    JEDIDIAH, Jan 8th, 2011 @ 1:34pm

    Giants, shoulders, and such.

    Many works are highly derivative. This includes both Rowling and Ellison. You have many people deriving the same ideas from the same source material. So you're bound to have occurences of two different artists ripping of the same original idea and coming up with something that's at least superficially similar.

     

    reply to this | link to this | view in thread ]

  8.  
    identicon
    Not an electronic Rodent, Jan 8th, 2011 @ 2:20pm

    Well... Duh!

    Of course, this still won't stop claims from others.
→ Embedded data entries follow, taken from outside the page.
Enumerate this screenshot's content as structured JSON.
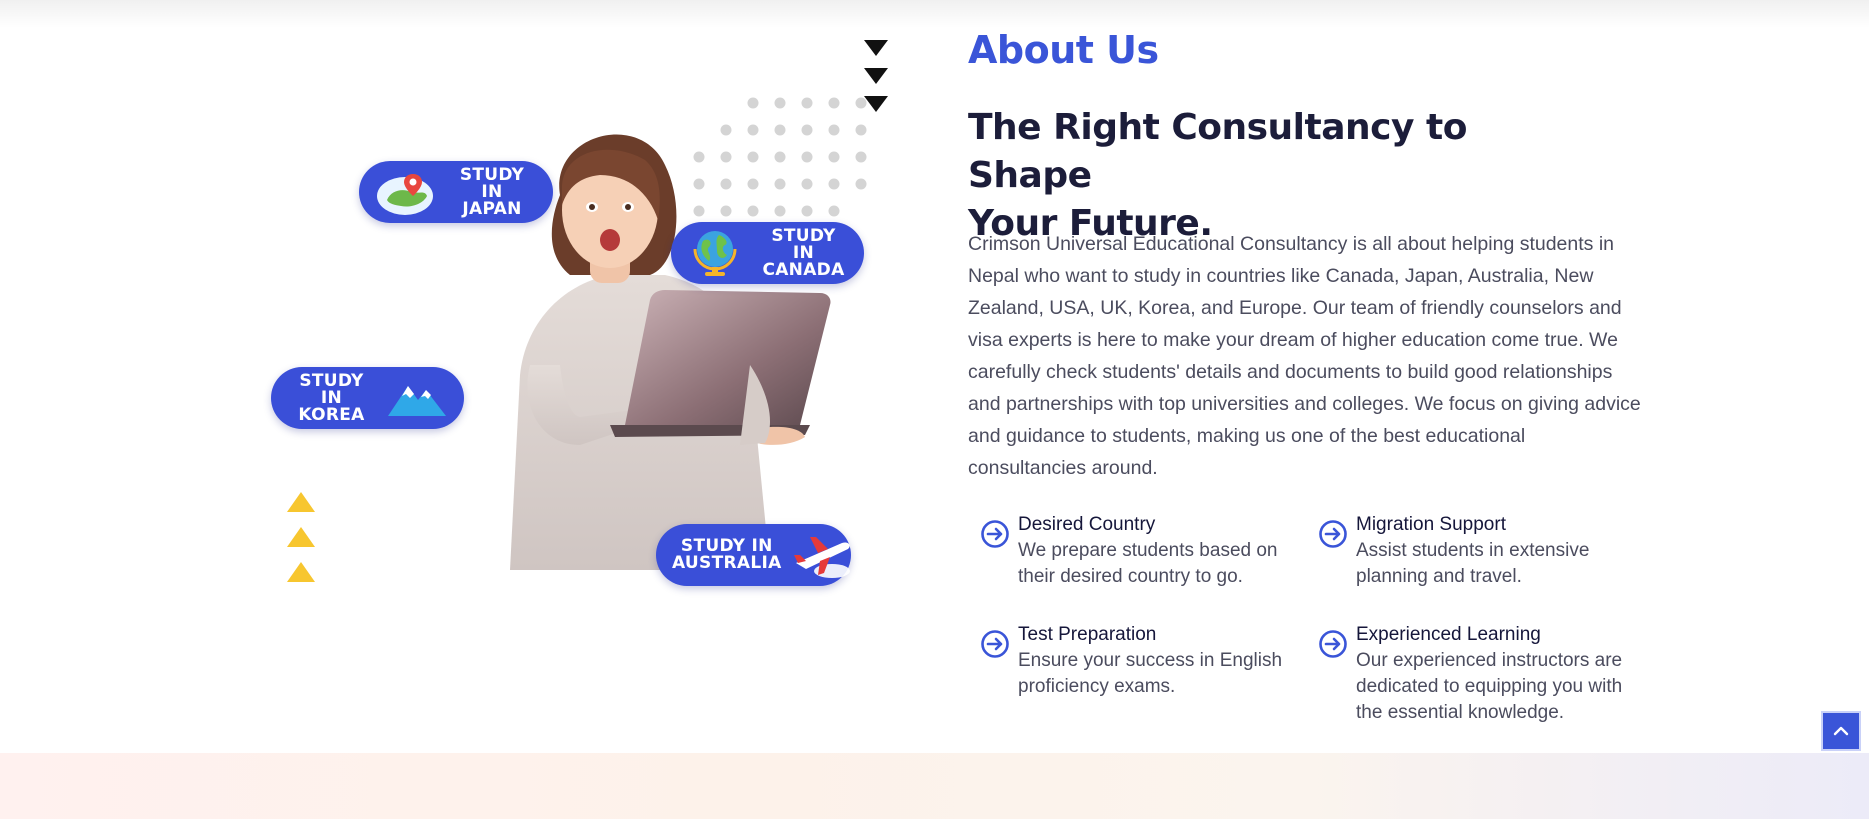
{
  "about": {
    "label": "About Us",
    "headline_line1": "The Right Consultancy to Shape",
    "headline_line2": "Your Future.",
    "description": "Crimson Universal Educational Consultancy is all about helping students in Nepal who want to study in countries like Canada, Japan, Australia, New Zealand, USA, UK, Korea, and Europe. Our team of friendly counselors and visa experts is here to make your dream of higher education come true. We carefully check students' details and documents to build good relationships and partnerships with top universities and colleges. We focus on giving advice and guidance to students, making us one of the best educational consultancies around."
  },
  "features": [
    {
      "title": "Desired Country",
      "description": "We prepare students based on their desired country to go.",
      "icon": "arrow-circle-right-icon"
    },
    {
      "title": "Migration Support",
      "description": "Assist students in extensive planning and travel.",
      "icon": "arrow-circle-right-icon"
    },
    {
      "title": "Test Preparation",
      "description": "Ensure your success in English proficiency exams.",
      "icon": "arrow-circle-right-icon"
    },
    {
      "title": "Experienced Learning",
      "description": "Our experienced instructors are dedicated to equipping you with the essential knowledge.",
      "icon": "arrow-circle-right-icon"
    }
  ],
  "badges": {
    "japan": {
      "line1": "STUDY IN",
      "line2": "JAPAN",
      "icon": "japan-map-icon"
    },
    "canada": {
      "line1": "STUDY IN",
      "line2": "CANADA",
      "icon": "globe-icon"
    },
    "korea": {
      "line1": "STUDY IN",
      "line2": "KOREA",
      "icon": "mountain-icon"
    },
    "australia": {
      "line1": "STUDY IN",
      "line2": "AUSTRALIA",
      "icon": "airplane-icon"
    }
  },
  "scroll_top": {
    "icon": "chevron-up-icon"
  },
  "colors": {
    "accent": "#3a55d8",
    "badge": "#3a4fd8",
    "heading": "#1c1d3a",
    "body_text": "#4b4c5e",
    "yellow_triangles": "#f7c62f",
    "dots": "#d4d4d4"
  }
}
Because no one could have possibly thought up a story of a boy wizard without first having "stolen" it from someone else...

     

    reply to this | link to this | view in thread ]
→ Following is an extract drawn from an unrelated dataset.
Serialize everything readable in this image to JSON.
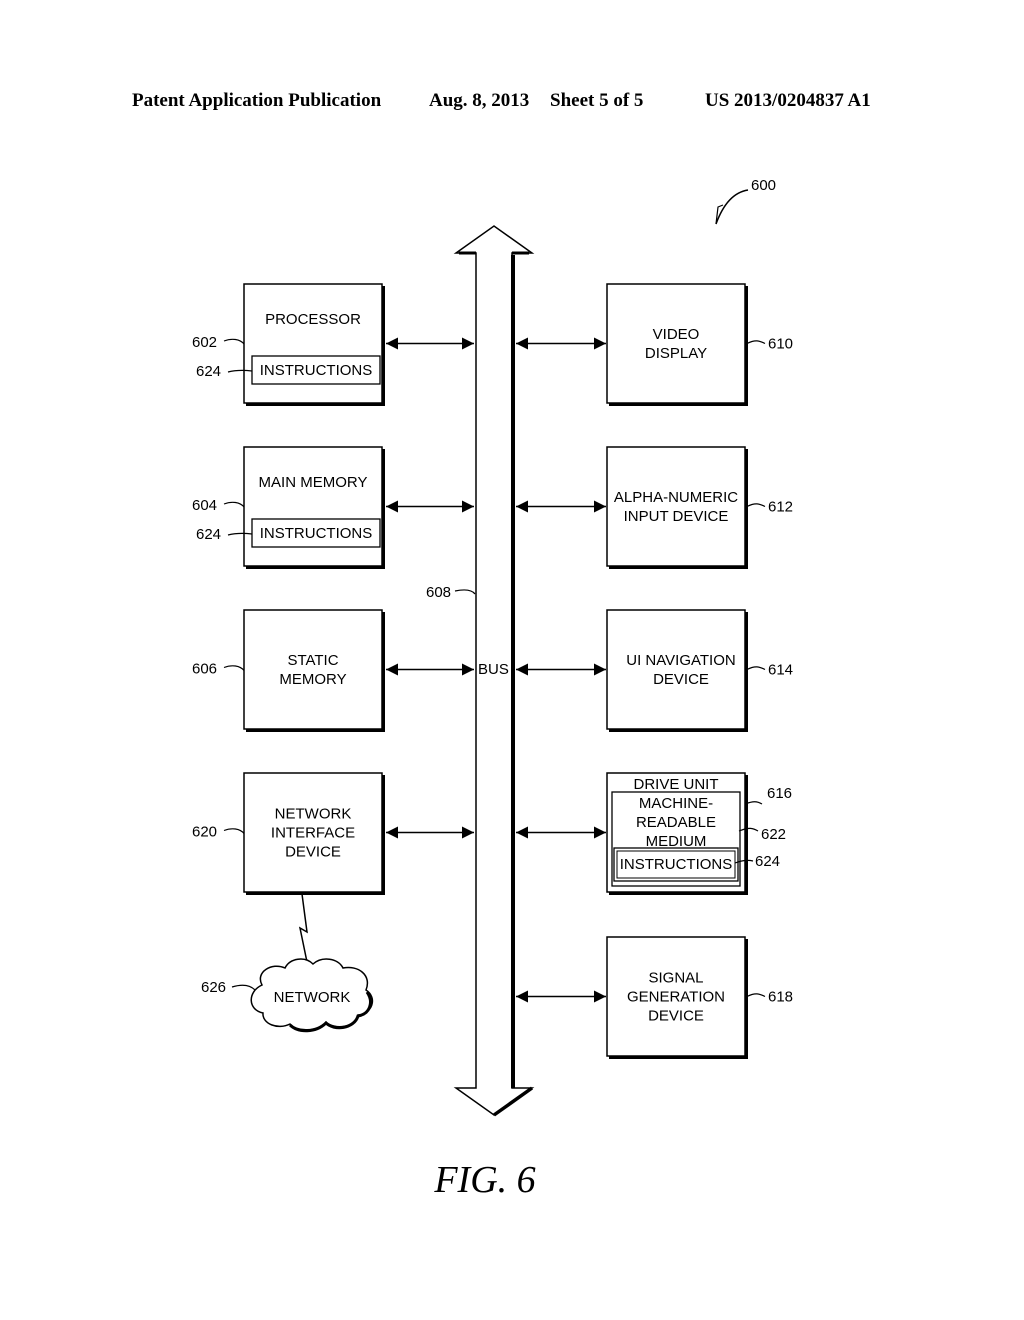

  9.  
    identicon
    Not an electronic Rodent, Jan 8th, 2011 @ 2:26pm

    Well... Duh!

    Of course, this still won't stop claims from others. Because no one could have possibly thought up a story of a boy wizard without first having "stolen" it from someone else...
    Yep, I think I can hand on heart say she did.. If I thought about it I could probably name 15 or 20 stories of young wizards and another 10-15 adventure series set in a school around school chidren and I bet if I re-read them all with that in mind I could find similarities to Harry Potter, as well as others from other genres (hell start with the bible.. it did get needlessly messianic, then you've got "coming of age" stories, quest stories etc etc). That's how creativity works and some resemblance is inevitable. That would be why the highly restrictive copyright on "derivative works" is so ludicrous.

     

    reply to this | link to this | view in thread ]
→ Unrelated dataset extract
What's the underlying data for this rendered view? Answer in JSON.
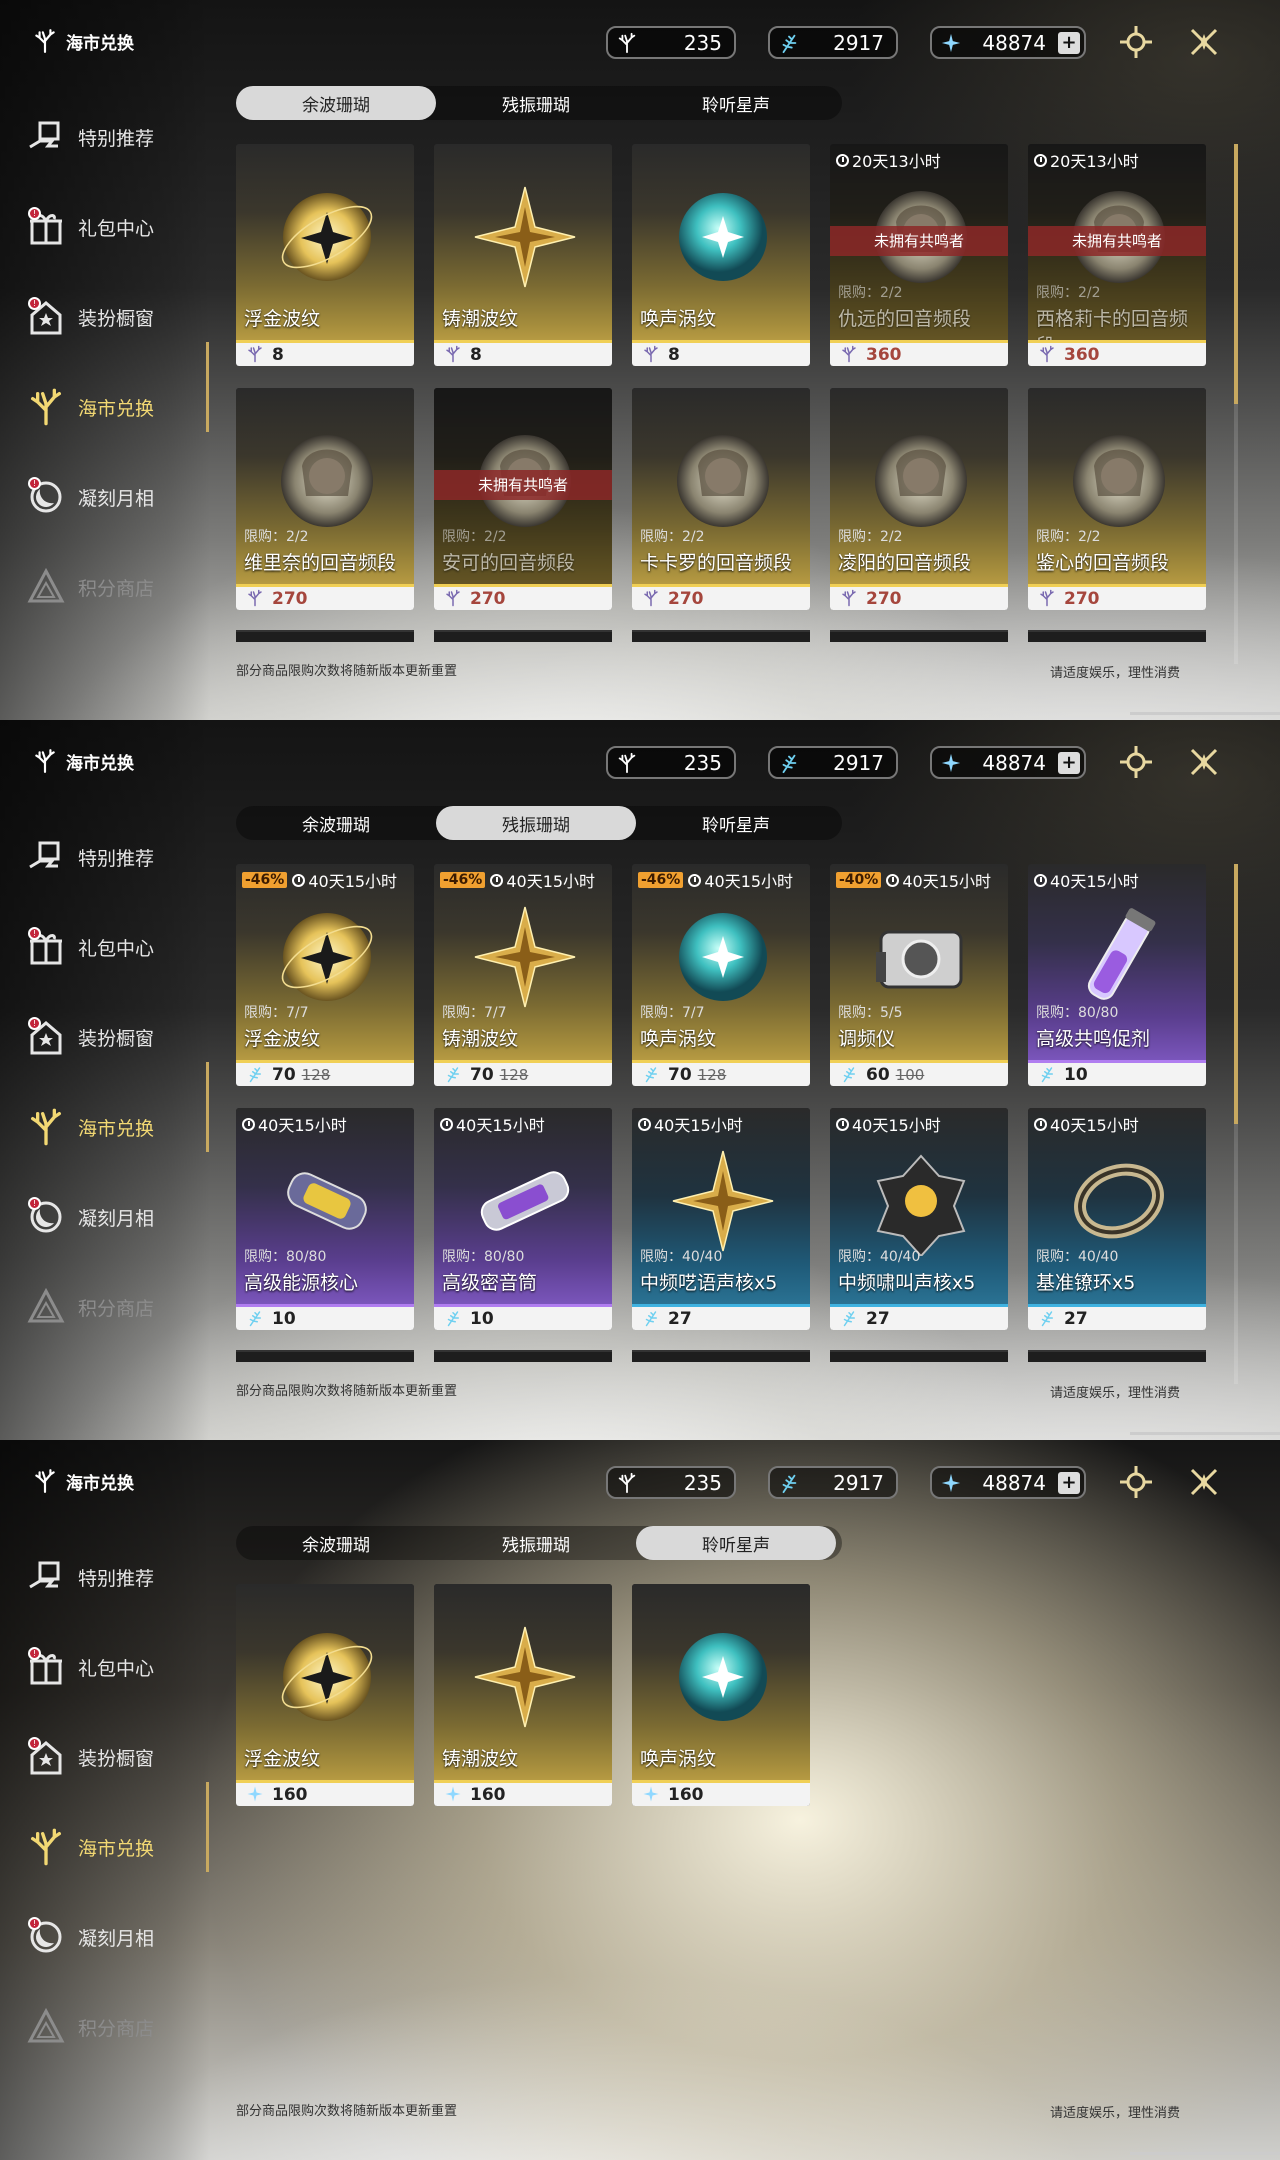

  10.  
    identicon
    lynx, Apr 21st, 2011 @ 12:26am

    It's true that (very) large portions of her works are stolen. Very true. She was, however, smart enough to rip off bits and pieces of enough other works that any singular instance seems relatively minor.

    As with successful thieves in any medium (bank robber, stealing a painting from a museum, etc), they did indeed work for their money (Hey, lots of planning and personal risk goes into a job like art theft). So in that sense, sure she earned her money. That's where her 'hard work' ends however.

     

    reply to this | link to this | view in thread ]

  11.  
    identicon
    wootwoot32, May 25th, 2011 @ 9:05pm

    Re:

    I'm just curious, what parts were stolen? I'm actually curious, not trying to argue about anything.

     

    reply to this | link to this | view in thread ]


Add Your Comment

Have a Techdirt Account? Sign in now. Want one? Register here
Get Techdirt’s Daily Email
Save me a cookie
  • Note: A CRLF will be replaced by a break tag (<br>), all other allowable HTML will remain intact
  • Allowed HTML Tags: <b> <i> <a> <em> <br> <strong> <blockquote> <hr> <tt>
Follow Techdirt
A word from our sponsors...
Essential Reading
Techdirt Reading List
Techdirt Insider Chat
A word from our sponsors...
Recent Stories
A word from our sponsors...

Close

Email This